Contrary to popular belief, engineering majors have about the same drop-out rate as other disciplines such as those in the liberal arts. However, students almost never transfer into engineering programs once they start a different line of study.

So say new research results from Purdue University. Findings were drawn largely from a database that includes 70,000 engineering students attending nine institutions in the southeastern U.S.

“If you look at who graduates with a degree in social sciences, 50% of them started in social sciences, and for other sciences it’s about 60%. If you look at who graduates with a degree in engineering, however, 93% of them started in engineering. The road is narrow for students to migrate into engineering from other majors,” says Purdue School of Engineering Education Associate Professor Matthew Ohland, the study’s chief author.

One reason for the lack of migration into engineering is that institutions usually do not provide universal prerequisites, such as calculus, which can be applied to engineering, Ohland said.

“At one institution in the database, everybody takes the same calculus course. There isn’t calculus for business, or calculus for the life sciences, and this makes it much easier for students to transfer to engineering later in their academic careers. Most institutions, unfortunately, don’t do it this way, meaning you’d have to take calculus over again if you wanted to transfer into engineering, and this discourages students from switching,” Ohland said.

Implicit stereotype data, implicit.harvard.edu/
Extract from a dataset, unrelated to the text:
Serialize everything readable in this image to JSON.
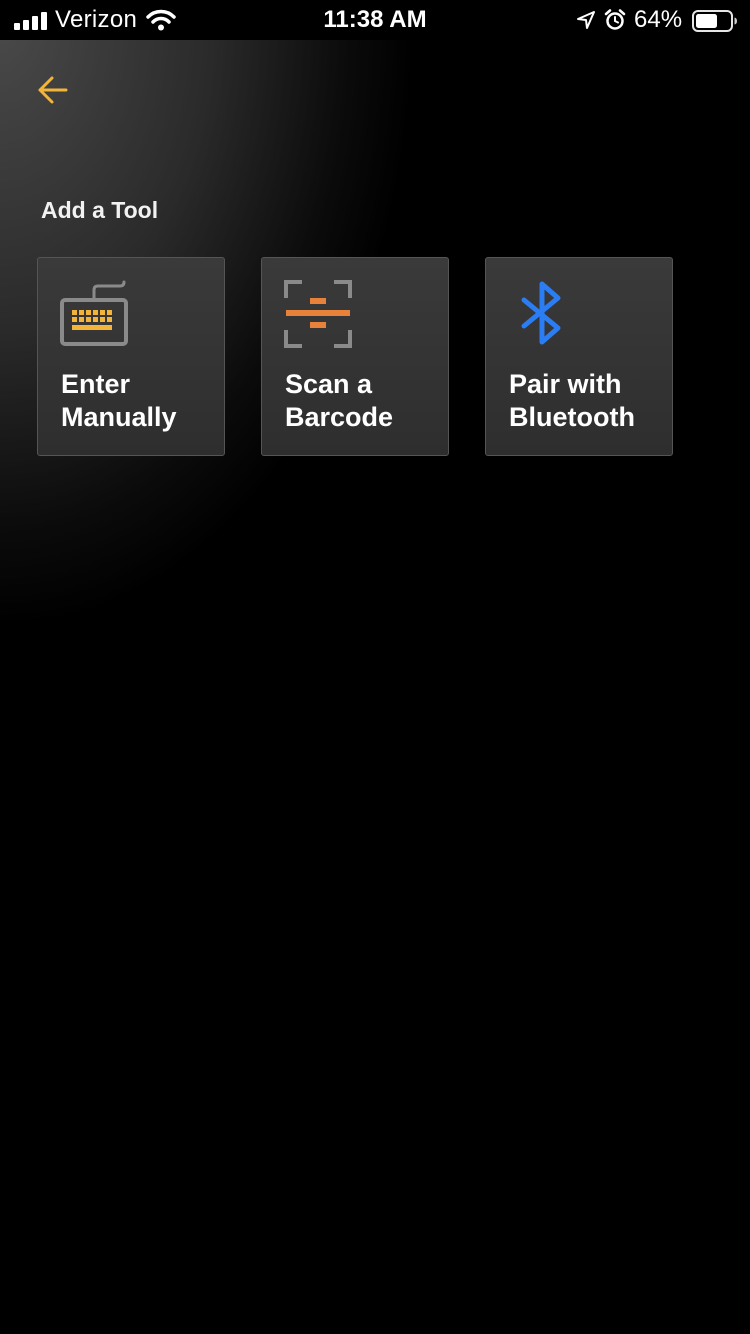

Male stereotypes in science called widespread
Both men and women in many countries equate science with males. And these stereotypes may have a powerful effect on gender equity in science and mathematics performance, says a study recently published in the Proceedings of the National Academy of Sciences.
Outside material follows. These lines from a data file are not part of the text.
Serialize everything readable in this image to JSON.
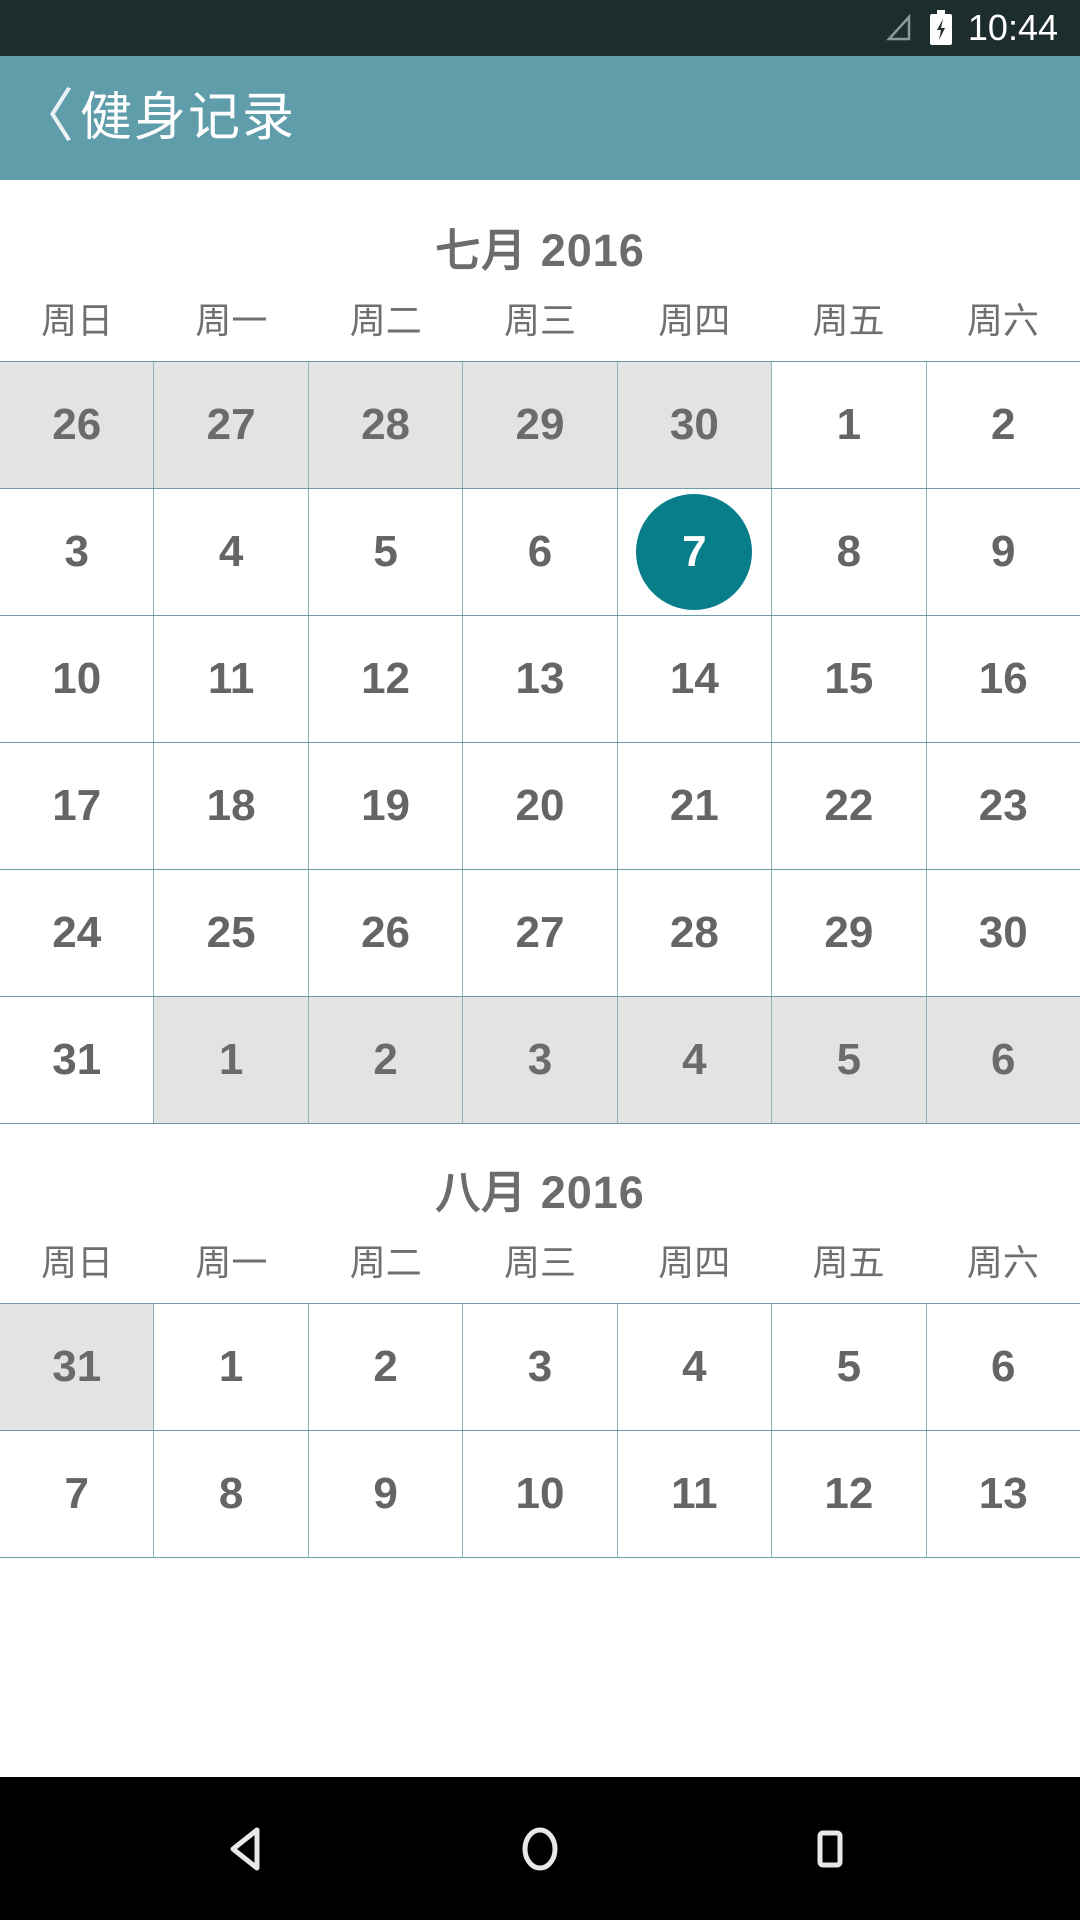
{
  "status_bar": {
    "time": "10:44",
    "icons": [
      "signal-icon",
      "battery-charging-icon"
    ],
    "background_color": "#1d2c2c"
  },
  "app_bar": {
    "back_label": "〈",
    "title": "健身记录",
    "background_color": "#5f9dab"
  },
  "theme": {
    "accent_color": "#077e89",
    "grid_line_color": "#6e9aa4",
    "other_month_bg": "#e3e3e3",
    "day_text_color": "#656565"
  },
  "weekdays": [
    "周日",
    "周一",
    "周二",
    "周三",
    "周四",
    "周五",
    "周六"
  ],
  "months": [
    {
      "title": "七月 2016",
      "weekdays": [
        "周日",
        "周一",
        "周二",
        "周三",
        "周四",
        "周五",
        "周六"
      ],
      "rows": [
        [
          {
            "day": "26",
            "other": true
          },
          {
            "day": "27",
            "other": true
          },
          {
            "day": "28",
            "other": true
          },
          {
            "day": "29",
            "other": true
          },
          {
            "day": "30",
            "other": true
          },
          {
            "day": "1",
            "other": false
          },
          {
            "day": "2",
            "other": false
          }
        ],
        [
          {
            "day": "3",
            "other": false
          },
          {
            "day": "4",
            "other": false
          },
          {
            "day": "5",
            "other": false
          },
          {
            "day": "6",
            "other": false
          },
          {
            "day": "7",
            "other": false,
            "selected": true
          },
          {
            "day": "8",
            "other": false
          },
          {
            "day": "9",
            "other": false
          }
        ],
        [
          {
            "day": "10",
            "other": false
          },
          {
            "day": "11",
            "other": false
          },
          {
            "day": "12",
            "other": false
          },
          {
            "day": "13",
            "other": false
          },
          {
            "day": "14",
            "other": false
          },
          {
            "day": "15",
            "other": false
          },
          {
            "day": "16",
            "other": false
          }
        ],
        [
          {
            "day": "17",
            "other": false
          },
          {
            "day": "18",
            "other": false
          },
          {
            "day": "19",
            "other": false
          },
          {
            "day": "20",
            "other": false
          },
          {
            "day": "21",
            "other": false
          },
          {
            "day": "22",
            "other": false
          },
          {
            "day": "23",
            "other": false
          }
        ],
        [
          {
            "day": "24",
            "other": false
          },
          {
            "day": "25",
            "other": false
          },
          {
            "day": "26",
            "other": false
          },
          {
            "day": "27",
            "other": false
          },
          {
            "day": "28",
            "other": false
          },
          {
            "day": "29",
            "other": false
          },
          {
            "day": "30",
            "other": false
          }
        ],
        [
          {
            "day": "31",
            "other": false
          },
          {
            "day": "1",
            "other": true
          },
          {
            "day": "2",
            "other": true
          },
          {
            "day": "3",
            "other": true
          },
          {
            "day": "4",
            "other": true
          },
          {
            "day": "5",
            "other": true
          },
          {
            "day": "6",
            "other": true
          }
        ]
      ]
    },
    {
      "title": "八月 2016",
      "weekdays": [
        "周日",
        "周一",
        "周二",
        "周三",
        "周四",
        "周五",
        "周六"
      ],
      "rows": [
        [
          {
            "day": "31",
            "other": true
          },
          {
            "day": "1",
            "other": false
          },
          {
            "day": "2",
            "other": false
          },
          {
            "day": "3",
            "other": false
          },
          {
            "day": "4",
            "other": false
          },
          {
            "day": "5",
            "other": false
          },
          {
            "day": "6",
            "other": false
          }
        ],
        [
          {
            "day": "7",
            "other": false
          },
          {
            "day": "8",
            "other": false
          },
          {
            "day": "9",
            "other": false
          },
          {
            "day": "10",
            "other": false
          },
          {
            "day": "11",
            "other": false
          },
          {
            "day": "12",
            "other": false
          },
          {
            "day": "13",
            "other": false
          }
        ]
      ]
    }
  ],
  "nav_bar": {
    "buttons": [
      "back-triangle-icon",
      "home-circle-icon",
      "recents-square-icon"
    ],
    "background_color": "#000000"
  }
}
The international study involved more than half a million participants in 34 countries. In countries whose citizens stereotyped most strongly, boys achieved at a higher level in eighth-grade science and math.

Says lead investigator Brian Nosek, an associate professor of psychology at the University of Virginia, “We correlated our data with a measure of actual science achievement among eighth-graders in those 34 countries and found the countries with the largest sex gap — where the boys were performing much better than girls in math and science — also had the strongest implicit stereotyping of science as a male endeavor.”

Among nations represented in the study, the U.S. falls roughly in the middle of the pack in stereotyping science as male, and in the actual achievement of boys compared to girls at the eighth-grade level.

“We believe that implicit stereotypes and sex gaps in science achievement are mutually reinforcing mechanisms,” Nosek said. “When people see patterns, such as men more often working in scientific fields and women more often in non-scientific fields, then a bias may develop in their minds that men may be better equipped to succeed in those fields, and women less so.”

Nosek noted that even as women and girls achieve more success in the sciences, and enter these fields in ever greater numbers, underlying stereotypes that more often link men with science may persist.

Stressed-out people make bad decisions
Stress and distraction can make decision-making less balanced and logical. So says psychologists Jane Raymond and Jennifer L. O’Brien of Bangor University in the U.K. The two conducted a study in which participants earned money by deciding between stimuli — in this case, two pictures of different faces. It was immediately clear if they had won, lost, or broken even. Each face was always associated with the same outcome throughout this task. In the next stage of the experiment, the volunteers were shown each face individually and had to indicate whether they had seen those faces before. Sometimes volunteers were distracted during this task while other times they were not.

It turns out that when volunteers were not distracted, they tended to excel at recognizing faces that had been highly predictive of either winning or losing outcomes. But when distracted, they only recognized faces that had been associated with winning. The authors note that when we are stressed and need to make a decision, we are “more likely to bear in mind things that have been rewarding and to overlook information predicting negative outcomes.”

In other words, these findings indicate that irrational biases, which favor previous rewards, may guide our behavior during times of stress.